During the National Catholic Sisters Week of 2021, the Board, staff, students and alumnae of ASEC would like to celebrate our most cherished partnership with the Franciscan Sisters of Chicago (FSC) that began over eight years ago. The partnership of the FSC enabled ASEC to extend educational services to Catholic sisters in four countries (Tanzania, Zambia, Malawi and Ghana) where the sisters were most in need of certificates, 2-year courses and diplomas to authenticate their services to needy populations.
Sisters in these African countries were offering valuable services for which they are underqualified and not certified to perform. The Catholic sisters in these countries learned to perform those services through mentorship and practical experience via ASEC’s Scholarship Program. With the intervention of the FSC, more than 371 of those sisters have been trained in various fields.
Alongside the Catholic sisters, 11 lay girls (at the time of writing this article) who were financially challenged were also given access to education and have been trained alongside the sisters. Today, these girls are great resources in their communities. ASEC is privileged and proud to celebrate the sister-to-sister ministry of the FSC to Catholic sisters in Africa through ASEC.
A Tradition of Education
Along with the FSC, ASEC celebrated the centuries of the tradition of education, which has been a great strategy of the sisters in championing sustainable human development. For 21 years now, in collaboration with national conferences of women religious in 10 African countries, ASEC has succeeded in providing extra educational tools for sisters in Africa.
The change occurring through the services of Catholic sisters in Africa because of these educational tools is evident in their ministry work. ASEC alumnae are on the front lines of health services, including the fight against COVID-19 pandemic, as well as providing educational, social and environmental services with minimal local resources. With their big hearts and dedication to service, the sisters are courageously venturing out into these ministries without concern for their own safety to serve their communities.

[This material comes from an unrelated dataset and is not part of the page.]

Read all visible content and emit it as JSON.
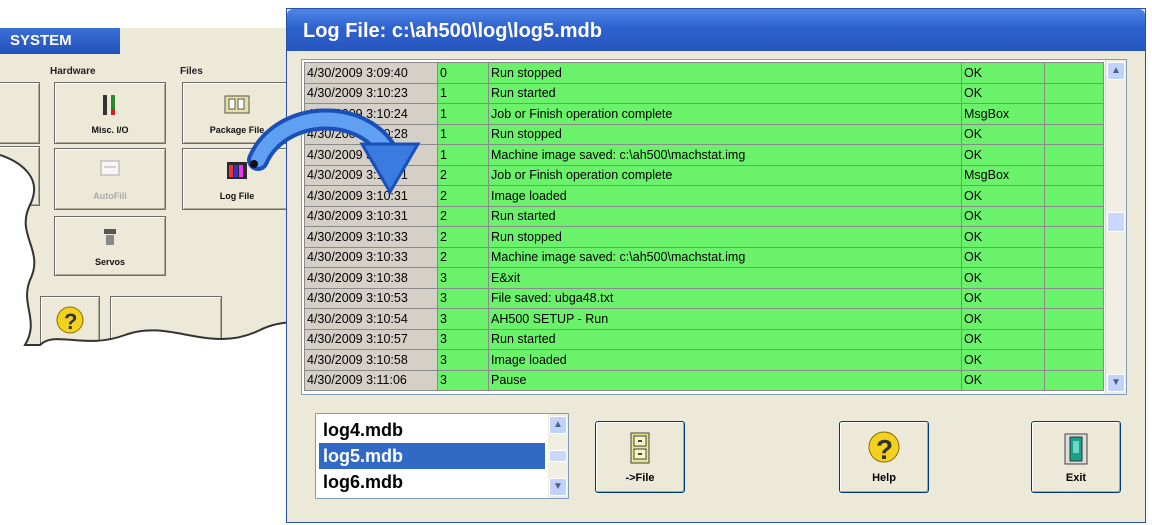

The Resilience of Sisters
Catholics sisters are learners in the journey, working with challenging situations in hard-to-reach areas. With institutional structures now in place, sisters have broken new ground in humanitarian service to communities and peoples who would otherwise not have these services were it not for the big heart and courage of the Catholic sisters.
Capacity to Operate and Function with Limited Resources
No resource is too small for a Catholic sister to impact lives. Transformed by the marvels God accomplished through them, the Catholic sisters seek to bring wholeness in all areas of life.
With their presence and few resources, sisters are addressing some of the most daunting development issues related to healthcare, education, food security, sustainable agriculture, human rights advocacy, peace building and conflict resolution. Their service is breaking the cycle of systemic and cultural discriminations against women, children and youth and vulnerable families and persons.
Through their ministries, the sisters are also creating jobs therefore alleviating human suffering. The presence of a Catholic sister reassures people of their intrinsic value and dignity and fires them up to pool their local resources to address their local needs.
Diversity of Culture in the Sisterhood
Communities of Catholic sisters by their nature are flagships of diversity, interculturality and social cohesion. Catholic sisters are drawn to live and share their lives with sisters coming from all racial and socio-cultural and economic backgrounds. The diversity of the communities gives the Catholic sisters the skill sets to operate and serve people of equally diverse backgrounds.
Sisters are known for breaking cultural, racial and economic boundaries in unique ways. Catholic sisters face enduring adverse conditions yet their services often go unnoticed. Sisters traverse communities, cultures, countries and continents – often very far from their own families and relatives for many years – and learn to embrace cultures, open up to new people and their ways and allow the light of God to shine through them to the people.